## [Data for this task]
------------

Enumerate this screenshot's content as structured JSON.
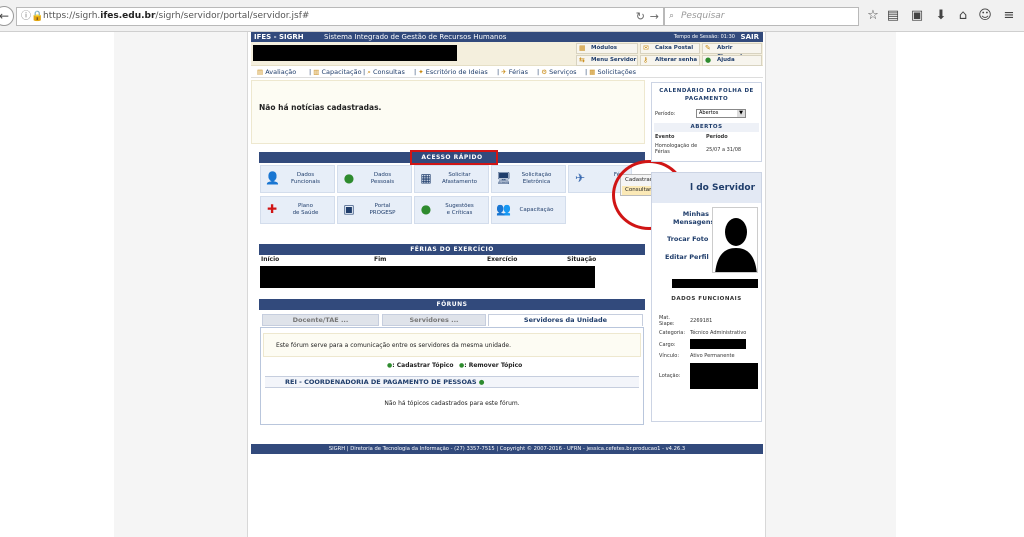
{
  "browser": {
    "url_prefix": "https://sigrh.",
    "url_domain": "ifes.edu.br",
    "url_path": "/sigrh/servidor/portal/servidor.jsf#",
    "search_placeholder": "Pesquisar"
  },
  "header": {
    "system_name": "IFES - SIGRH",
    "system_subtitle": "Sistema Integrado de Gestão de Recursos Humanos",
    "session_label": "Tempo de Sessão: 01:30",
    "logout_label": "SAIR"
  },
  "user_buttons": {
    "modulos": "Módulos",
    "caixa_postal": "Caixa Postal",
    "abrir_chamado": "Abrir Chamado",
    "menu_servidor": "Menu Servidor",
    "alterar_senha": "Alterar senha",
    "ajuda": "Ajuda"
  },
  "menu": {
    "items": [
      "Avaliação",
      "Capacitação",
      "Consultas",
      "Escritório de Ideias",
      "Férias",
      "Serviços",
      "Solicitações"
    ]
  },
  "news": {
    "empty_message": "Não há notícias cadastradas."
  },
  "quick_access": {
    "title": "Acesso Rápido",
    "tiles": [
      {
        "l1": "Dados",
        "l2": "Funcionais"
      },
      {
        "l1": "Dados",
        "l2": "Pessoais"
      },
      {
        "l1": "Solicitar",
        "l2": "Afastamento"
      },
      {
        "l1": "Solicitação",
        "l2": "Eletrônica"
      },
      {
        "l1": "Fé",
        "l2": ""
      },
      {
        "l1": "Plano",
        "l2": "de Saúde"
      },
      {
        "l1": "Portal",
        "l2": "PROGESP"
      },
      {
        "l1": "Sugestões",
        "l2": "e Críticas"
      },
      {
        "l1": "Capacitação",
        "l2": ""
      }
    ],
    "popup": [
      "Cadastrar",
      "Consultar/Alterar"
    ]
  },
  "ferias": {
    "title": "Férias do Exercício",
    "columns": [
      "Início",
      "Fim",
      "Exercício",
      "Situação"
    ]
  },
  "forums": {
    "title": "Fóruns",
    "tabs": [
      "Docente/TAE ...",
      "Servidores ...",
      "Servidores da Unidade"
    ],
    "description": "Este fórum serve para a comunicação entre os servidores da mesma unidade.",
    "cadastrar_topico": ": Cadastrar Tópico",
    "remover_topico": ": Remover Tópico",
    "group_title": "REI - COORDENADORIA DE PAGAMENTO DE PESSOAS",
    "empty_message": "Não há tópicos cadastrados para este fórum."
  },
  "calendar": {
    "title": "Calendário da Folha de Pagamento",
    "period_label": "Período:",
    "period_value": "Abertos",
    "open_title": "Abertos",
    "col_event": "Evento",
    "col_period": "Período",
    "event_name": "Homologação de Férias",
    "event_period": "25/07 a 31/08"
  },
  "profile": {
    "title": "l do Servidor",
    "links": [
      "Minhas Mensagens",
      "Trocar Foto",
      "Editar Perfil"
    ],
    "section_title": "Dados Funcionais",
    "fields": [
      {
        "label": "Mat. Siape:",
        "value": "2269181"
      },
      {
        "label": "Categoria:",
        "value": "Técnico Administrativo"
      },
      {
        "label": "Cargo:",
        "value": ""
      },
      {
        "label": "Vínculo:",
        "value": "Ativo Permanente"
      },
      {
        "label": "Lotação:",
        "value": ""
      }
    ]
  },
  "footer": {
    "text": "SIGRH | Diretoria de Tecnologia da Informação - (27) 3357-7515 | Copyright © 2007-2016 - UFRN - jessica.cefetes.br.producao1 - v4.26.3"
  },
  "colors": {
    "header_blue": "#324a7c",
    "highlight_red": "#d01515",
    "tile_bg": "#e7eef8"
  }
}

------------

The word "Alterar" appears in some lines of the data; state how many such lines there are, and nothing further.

## [Task result]
2